Pregnancy – reality check (from August 27th, 2013 – about a week before I birthed my first son)

I think all of my life, with some rare occasions of being rebellious, I have wanted to be a wife and a mother.  Definitely, the moment I was clear I wanted to be in a relationship, I was looking forward to everything the relationship would bring: partnership, prosperity, wealth, marriage, and children.

I have envied people who were in powerful marriages, who got along well and at the sight of pregnant women, at least after my 20s, I was envious and jealous.

It’s not until I got pregnant myself that illusions of the miraculous child birthing were beginning to crash.  Namely, I had visions of working and being completely mobile until the day of delivery and have found myself exhausting and sick for almost my entire first trimester.  My breast were getting bigger and it was painful.  I could no longer sleep on my stomach which is how I liked to sleep since I was born.  The worse thing was, no one could tell I was pregnant, because nothing showed on the outside, so I wouldn’t necessarily get a better treatment while in a metro or waiting in a line.

Then second trimester came and I had felt much better. I could finally eat food again (something other than lemons, grapefruits and sour cabbage), but my body was changing.  Now, I wasn’t looking pregnant but slightly chubby and for someone who suffered from extra weight and many impacts of that in my teenage years, that was a big mental struggle to overcome.  Don’t get me wrong, I wanted my baby more than anything else, but the way I felt was hardly matching or feeling like it’s  a fair price to pay.  Mind you,  I am talking about healthy pregnancy.  I cannot even imagine what women who have slight complications have to go through.

And finally, I am approaching the end of last trimester, very close to delivery.  I have interviewed more than 50 mothers, checked about different ways of delivery etc.  And, it seems that, while there is a small percentage of women who were mind strong and were able to have a relatively easy and natural delivery, most women had some kind of complication, lot’s of pain and perhaps some further impacts in their life from birthing their child (or children).  Yes not one of them is ongoingly complaining and most of them did all they could to put that experience behind the moment they brought life into the world, but I know, from having talked to all of them, that they all experienced pain in the process.

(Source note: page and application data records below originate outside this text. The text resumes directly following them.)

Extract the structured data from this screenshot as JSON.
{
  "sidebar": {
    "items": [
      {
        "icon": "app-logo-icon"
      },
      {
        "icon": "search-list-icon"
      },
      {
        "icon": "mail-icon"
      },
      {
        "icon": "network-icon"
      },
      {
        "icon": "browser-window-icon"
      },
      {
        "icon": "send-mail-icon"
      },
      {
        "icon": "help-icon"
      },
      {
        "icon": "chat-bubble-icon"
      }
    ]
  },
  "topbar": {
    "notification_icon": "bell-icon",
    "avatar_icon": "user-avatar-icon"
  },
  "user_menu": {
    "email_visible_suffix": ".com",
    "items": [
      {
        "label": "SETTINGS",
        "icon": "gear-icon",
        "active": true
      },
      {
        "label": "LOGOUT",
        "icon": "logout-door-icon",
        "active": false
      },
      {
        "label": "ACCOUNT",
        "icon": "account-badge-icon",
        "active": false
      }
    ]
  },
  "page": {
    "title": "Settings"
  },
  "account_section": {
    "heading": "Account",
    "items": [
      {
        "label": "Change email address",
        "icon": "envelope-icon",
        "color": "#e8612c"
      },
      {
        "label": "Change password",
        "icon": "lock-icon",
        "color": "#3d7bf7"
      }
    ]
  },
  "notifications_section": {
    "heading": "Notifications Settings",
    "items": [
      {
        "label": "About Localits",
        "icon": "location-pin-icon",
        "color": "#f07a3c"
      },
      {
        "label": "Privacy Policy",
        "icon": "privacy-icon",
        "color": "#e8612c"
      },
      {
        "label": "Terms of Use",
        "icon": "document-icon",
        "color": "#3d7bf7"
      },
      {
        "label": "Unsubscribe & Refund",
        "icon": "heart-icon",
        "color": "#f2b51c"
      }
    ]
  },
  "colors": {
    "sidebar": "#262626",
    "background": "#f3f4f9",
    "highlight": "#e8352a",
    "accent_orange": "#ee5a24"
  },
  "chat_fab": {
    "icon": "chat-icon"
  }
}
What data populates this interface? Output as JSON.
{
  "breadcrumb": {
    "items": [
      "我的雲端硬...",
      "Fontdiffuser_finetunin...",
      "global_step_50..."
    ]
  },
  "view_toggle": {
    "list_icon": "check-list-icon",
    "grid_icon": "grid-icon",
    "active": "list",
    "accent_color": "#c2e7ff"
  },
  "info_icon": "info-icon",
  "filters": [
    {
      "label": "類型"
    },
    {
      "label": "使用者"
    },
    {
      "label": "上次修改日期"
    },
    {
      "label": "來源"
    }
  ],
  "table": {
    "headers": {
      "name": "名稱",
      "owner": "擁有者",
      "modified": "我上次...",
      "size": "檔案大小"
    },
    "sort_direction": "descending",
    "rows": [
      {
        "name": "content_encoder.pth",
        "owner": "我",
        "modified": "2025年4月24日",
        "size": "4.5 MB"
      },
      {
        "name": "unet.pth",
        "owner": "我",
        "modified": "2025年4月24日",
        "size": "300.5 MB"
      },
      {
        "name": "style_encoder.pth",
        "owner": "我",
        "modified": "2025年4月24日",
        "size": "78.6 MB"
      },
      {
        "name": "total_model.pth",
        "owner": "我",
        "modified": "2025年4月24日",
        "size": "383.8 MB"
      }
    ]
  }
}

Then a friend of mine recommended a book by Ina May and on her website, even prior to ordering, I found this quote:

“It’s not just the making of babies, but the making of mothers that midwives see as the miracle of birth.”

— Barbara Katz Rothman

I realized that there was more to it than what we initially get to see.  This fear that I had my whole life about birthing a child, as much it can be justified, is also a bit unnatural.  And, I am out to find out.  AS my friend said, affirming: “easy, natural, child birth!!!”